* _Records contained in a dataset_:
----

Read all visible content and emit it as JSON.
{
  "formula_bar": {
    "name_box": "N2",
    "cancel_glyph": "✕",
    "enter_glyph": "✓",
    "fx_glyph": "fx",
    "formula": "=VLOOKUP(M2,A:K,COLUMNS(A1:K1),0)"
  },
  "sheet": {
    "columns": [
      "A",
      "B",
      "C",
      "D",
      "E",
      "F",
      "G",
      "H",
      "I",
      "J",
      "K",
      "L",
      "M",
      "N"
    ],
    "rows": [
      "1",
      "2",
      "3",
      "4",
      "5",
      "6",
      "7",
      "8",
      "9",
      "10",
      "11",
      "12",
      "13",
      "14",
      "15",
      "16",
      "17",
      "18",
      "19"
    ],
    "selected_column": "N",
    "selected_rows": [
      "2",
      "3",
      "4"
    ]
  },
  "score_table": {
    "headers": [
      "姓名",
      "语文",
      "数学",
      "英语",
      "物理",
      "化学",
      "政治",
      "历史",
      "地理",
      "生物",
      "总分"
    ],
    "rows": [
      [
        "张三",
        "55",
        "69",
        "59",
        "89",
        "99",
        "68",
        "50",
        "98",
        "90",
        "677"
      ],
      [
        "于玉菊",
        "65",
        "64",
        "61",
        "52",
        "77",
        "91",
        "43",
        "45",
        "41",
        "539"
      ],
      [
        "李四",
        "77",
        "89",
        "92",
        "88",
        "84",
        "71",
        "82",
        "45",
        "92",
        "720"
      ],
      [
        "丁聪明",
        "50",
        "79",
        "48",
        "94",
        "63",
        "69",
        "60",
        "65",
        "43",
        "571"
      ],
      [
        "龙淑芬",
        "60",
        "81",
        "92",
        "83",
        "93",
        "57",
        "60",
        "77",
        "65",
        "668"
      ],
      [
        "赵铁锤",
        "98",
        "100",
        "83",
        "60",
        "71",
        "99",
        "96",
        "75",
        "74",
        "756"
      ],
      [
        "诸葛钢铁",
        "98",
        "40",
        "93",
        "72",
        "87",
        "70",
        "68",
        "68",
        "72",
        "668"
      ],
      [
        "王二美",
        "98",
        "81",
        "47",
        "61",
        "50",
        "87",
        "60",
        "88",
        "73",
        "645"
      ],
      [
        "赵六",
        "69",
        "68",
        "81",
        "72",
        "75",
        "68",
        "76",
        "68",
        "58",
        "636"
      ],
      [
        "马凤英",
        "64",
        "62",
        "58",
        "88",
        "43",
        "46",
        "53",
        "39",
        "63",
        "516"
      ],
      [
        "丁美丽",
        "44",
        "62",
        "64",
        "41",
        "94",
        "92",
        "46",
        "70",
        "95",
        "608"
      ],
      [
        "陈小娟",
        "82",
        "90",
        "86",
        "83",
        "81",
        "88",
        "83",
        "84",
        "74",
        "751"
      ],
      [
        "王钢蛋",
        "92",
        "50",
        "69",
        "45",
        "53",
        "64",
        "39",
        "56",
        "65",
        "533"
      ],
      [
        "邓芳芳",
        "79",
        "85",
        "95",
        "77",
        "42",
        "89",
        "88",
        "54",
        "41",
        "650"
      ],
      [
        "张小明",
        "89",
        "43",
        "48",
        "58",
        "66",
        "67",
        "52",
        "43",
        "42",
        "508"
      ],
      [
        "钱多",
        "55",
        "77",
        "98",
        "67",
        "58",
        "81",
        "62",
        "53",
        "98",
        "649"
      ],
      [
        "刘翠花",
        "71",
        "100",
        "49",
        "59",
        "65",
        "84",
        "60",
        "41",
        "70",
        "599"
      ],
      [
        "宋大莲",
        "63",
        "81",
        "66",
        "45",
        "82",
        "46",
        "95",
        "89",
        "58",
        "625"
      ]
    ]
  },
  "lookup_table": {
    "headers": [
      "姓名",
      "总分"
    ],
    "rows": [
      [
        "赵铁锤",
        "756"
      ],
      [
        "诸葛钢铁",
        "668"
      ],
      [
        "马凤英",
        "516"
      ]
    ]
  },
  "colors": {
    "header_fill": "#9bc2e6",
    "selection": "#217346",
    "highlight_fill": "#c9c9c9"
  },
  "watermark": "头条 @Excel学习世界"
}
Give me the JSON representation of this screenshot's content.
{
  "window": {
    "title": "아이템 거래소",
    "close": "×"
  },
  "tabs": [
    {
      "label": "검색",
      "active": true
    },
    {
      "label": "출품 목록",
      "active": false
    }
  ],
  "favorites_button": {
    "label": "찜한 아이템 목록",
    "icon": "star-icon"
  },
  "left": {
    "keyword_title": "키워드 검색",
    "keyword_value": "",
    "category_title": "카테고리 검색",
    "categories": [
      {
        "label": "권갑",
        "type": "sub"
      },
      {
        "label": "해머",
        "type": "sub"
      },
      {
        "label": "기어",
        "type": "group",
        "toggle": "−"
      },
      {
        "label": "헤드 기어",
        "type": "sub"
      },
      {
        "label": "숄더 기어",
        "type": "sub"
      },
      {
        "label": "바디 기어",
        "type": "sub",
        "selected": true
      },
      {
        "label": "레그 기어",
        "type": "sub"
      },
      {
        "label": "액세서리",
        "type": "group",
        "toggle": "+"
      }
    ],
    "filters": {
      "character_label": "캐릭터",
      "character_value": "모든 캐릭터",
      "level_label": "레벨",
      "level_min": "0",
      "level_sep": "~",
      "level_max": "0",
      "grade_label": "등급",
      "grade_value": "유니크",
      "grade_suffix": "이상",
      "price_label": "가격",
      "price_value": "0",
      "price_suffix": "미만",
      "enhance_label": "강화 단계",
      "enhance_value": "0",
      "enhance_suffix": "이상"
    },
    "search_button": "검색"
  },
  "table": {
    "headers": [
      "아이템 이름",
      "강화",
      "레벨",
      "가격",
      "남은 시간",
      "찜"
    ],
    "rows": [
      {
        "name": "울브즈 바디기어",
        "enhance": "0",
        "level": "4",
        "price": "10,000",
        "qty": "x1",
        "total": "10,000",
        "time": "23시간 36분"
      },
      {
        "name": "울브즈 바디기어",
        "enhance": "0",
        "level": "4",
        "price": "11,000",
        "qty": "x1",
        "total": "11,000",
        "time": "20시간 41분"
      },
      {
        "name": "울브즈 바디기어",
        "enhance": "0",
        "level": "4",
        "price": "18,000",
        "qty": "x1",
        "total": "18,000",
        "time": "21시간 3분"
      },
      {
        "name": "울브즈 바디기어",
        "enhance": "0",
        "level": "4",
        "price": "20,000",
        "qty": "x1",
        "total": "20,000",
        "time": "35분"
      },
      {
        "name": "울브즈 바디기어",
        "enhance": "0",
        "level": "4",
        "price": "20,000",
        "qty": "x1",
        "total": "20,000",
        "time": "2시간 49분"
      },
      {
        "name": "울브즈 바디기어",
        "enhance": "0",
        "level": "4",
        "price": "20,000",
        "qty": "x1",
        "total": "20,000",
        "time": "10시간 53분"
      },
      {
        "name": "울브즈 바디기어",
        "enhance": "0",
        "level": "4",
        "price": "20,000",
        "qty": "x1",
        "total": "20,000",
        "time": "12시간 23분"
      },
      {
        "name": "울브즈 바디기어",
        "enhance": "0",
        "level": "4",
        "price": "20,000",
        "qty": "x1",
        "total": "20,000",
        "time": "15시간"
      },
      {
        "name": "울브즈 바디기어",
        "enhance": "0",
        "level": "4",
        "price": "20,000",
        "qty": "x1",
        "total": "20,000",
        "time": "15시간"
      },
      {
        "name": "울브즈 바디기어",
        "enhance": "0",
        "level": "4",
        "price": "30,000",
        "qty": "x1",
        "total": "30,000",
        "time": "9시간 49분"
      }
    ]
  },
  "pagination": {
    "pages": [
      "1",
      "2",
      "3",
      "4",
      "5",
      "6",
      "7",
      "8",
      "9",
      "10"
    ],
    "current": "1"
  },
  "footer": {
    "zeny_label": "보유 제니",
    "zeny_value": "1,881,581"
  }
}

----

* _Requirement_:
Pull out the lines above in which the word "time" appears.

* _Completed exercise_:
        "time": "23시간 36분"
        "time": "20시간 41분"
        "time": "21시간 3분"
        "time": "35분"
        "time": "2시간 49분"
        "time": "10시간 53분"
        "time": "12시간 23분"
        "time": "15시간"
        "time": "15시간"
        "time": "9시간 49분"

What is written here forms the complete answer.